'Gay cake' case: Ashers director says she took cake order to avoid "confrontation"
The woman who took an order for a 'gay cake' in Belfast has told a court she initially accepted it to avoid a "confrontation" in the bakery.
Karen McArthur, a director at Ashers, took the order for the cake from Gareth Lee, a gay rights activist.
The cake was to have a slogan on it supporting gay marriage.
Although she accepted the order initially, Mrs McArthur said: "In my heart, I knew I would not be able to put that (slogan) on the cake."
Asked why she accepted money for it and expressed no concern about it to Mr Lee at the time, she said she did not "want to embarrass him or have a confrontation in the bakery".
It was more than 48 hours later, after consultations with her family that Mrs McArthur told Mr Lee that the order could not be fulfilled.
His money was returned.
Ashers Baking Company faces a discrimination case, brought with the support of the Equality Commission.
A barrister representing Ashers told the court that the County Antrim firm did not know, or care, about the sexual orientation of the customer who ordered the cake.
"The issue here was the content of the cake, and not a characteristic of the customer," he said.
"It was the cake not the customer."
The lawyer said that when Mr Lee was told his order had been cancelled, it was explained to him "courteously and sensitively" that the problem was simply the message on the cake.
Earlier, the general manager of Ashers, Daniel McArthur, gave evidence.
He was asked about a leaflet produced for the firm which indicated they baked Halloween cakes with witches on them.

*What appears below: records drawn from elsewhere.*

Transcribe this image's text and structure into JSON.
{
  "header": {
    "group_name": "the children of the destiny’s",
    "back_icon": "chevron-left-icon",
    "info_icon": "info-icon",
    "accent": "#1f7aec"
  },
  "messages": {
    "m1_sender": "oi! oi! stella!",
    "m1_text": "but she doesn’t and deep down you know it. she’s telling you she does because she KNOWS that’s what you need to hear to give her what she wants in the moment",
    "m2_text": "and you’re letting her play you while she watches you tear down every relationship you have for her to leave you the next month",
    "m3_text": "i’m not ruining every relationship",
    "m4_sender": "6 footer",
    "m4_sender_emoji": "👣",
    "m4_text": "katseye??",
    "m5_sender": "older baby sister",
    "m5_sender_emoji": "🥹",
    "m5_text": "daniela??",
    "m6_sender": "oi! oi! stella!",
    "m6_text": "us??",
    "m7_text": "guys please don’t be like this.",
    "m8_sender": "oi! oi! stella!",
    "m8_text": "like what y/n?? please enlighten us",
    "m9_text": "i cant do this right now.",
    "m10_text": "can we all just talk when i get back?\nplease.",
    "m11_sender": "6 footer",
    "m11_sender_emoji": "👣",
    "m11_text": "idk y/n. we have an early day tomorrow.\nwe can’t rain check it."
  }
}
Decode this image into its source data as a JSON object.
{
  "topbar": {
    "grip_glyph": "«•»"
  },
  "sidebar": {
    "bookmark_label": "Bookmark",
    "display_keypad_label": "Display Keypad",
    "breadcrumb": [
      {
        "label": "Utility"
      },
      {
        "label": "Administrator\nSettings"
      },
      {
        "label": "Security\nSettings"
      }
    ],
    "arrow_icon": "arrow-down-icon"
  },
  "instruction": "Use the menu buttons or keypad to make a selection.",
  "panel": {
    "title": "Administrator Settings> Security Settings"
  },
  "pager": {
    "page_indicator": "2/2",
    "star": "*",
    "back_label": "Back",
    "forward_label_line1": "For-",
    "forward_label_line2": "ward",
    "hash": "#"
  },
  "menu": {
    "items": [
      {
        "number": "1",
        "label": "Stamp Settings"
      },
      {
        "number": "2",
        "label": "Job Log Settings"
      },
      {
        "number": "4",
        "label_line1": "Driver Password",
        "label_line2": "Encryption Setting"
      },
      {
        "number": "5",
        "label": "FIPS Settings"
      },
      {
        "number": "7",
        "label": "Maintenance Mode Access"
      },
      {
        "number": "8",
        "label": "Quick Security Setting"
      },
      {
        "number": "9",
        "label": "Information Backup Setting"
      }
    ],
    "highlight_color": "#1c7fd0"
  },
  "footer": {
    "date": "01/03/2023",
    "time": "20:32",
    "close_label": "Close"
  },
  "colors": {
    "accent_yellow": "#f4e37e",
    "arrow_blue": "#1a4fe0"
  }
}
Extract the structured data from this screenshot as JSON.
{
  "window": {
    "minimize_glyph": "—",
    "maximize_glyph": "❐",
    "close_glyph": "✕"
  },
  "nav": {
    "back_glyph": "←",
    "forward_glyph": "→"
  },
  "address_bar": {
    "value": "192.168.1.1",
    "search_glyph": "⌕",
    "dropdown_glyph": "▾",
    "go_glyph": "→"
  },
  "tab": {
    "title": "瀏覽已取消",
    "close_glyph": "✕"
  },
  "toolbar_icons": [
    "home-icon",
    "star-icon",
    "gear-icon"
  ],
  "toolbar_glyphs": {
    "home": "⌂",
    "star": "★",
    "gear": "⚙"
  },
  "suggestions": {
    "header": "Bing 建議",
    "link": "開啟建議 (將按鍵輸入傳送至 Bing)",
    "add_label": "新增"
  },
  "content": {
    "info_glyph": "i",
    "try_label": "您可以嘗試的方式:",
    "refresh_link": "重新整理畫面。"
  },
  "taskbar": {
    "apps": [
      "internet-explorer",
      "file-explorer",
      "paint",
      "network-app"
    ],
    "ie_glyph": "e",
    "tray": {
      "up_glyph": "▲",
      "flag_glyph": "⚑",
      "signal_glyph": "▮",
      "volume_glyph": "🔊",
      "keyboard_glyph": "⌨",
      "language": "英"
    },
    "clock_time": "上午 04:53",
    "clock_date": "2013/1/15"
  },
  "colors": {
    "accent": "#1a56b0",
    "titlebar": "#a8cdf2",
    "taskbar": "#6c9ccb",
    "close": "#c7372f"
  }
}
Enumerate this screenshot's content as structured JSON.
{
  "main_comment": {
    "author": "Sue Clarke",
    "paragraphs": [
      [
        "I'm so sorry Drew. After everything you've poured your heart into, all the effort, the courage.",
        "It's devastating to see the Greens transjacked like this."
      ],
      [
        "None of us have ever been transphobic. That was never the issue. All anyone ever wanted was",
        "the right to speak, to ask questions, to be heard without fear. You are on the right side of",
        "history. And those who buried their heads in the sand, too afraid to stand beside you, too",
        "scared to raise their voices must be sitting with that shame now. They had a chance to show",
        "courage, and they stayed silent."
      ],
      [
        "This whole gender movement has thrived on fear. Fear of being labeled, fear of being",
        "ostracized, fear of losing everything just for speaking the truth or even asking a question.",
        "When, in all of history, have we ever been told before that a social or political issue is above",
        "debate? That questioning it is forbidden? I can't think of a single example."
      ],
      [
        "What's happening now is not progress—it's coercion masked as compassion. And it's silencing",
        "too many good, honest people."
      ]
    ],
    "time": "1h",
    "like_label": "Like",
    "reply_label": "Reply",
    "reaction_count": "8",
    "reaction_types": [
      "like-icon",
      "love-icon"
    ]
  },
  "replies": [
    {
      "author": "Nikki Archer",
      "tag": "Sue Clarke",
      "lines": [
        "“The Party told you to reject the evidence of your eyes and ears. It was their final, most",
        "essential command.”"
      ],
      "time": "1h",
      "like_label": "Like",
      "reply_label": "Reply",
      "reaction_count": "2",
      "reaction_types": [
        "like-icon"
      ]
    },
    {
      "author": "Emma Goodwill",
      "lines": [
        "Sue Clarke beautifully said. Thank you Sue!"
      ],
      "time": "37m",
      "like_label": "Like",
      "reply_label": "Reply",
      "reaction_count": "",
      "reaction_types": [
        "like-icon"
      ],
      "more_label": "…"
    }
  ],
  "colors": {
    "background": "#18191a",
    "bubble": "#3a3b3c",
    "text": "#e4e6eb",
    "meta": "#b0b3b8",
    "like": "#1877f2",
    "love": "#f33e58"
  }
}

Mr McArthur said it was no longer used by Ashers.
Asked if his church approved of Halloween celebrations, Mr McArthur said: "I've never talked to anyone in the church about it."
On how his faith impacted upon his work, he said: "We believe the business has been given to us by God and how we use it is on our shoulders."
The court was told Mr McArthur was appointed general manager at his parents' company two years ago.
He said the family had not taken legal advice before his mother Karen McArthur told the customer that the order would not be completed.
However, he said that that he had telephoned a church elder to "ask his thoughts" on the matter.
"We were not doing it in defiance of the law," Mr McArthur said.
"I think it is quite obvious that we do not know a lot of the ins and outs of the law.
"Our Christian faith is of utmost importance to us. It is how we run our lives; it is how we live our lives; it is how we bring up our families.
"Before God, this is something we couldn't make."
The case will resume on Monday.